**Exercise goal**
Check each line of the material below for "value" and copy those where it appears.

**Entries provided**
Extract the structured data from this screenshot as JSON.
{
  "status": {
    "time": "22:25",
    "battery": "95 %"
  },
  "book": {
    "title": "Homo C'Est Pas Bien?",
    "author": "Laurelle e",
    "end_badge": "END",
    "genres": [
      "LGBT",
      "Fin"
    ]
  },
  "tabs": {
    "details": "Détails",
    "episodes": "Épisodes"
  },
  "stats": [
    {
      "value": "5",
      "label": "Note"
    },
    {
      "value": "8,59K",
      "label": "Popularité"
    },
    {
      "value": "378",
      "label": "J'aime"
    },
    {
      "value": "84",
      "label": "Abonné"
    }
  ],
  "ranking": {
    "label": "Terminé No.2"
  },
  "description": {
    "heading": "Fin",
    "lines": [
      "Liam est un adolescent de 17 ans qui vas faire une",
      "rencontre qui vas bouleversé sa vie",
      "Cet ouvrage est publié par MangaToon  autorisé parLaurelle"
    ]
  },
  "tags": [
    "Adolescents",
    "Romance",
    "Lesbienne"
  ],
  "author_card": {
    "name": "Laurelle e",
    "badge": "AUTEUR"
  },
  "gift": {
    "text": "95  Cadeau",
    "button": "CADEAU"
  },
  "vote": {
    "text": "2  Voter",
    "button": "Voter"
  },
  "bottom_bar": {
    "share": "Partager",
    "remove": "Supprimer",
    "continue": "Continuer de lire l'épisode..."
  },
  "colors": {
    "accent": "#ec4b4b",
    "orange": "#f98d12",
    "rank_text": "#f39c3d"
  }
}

**Response**
      "value": "5",
      "value": "8,59K",
      "value": "378",
      "value": "84",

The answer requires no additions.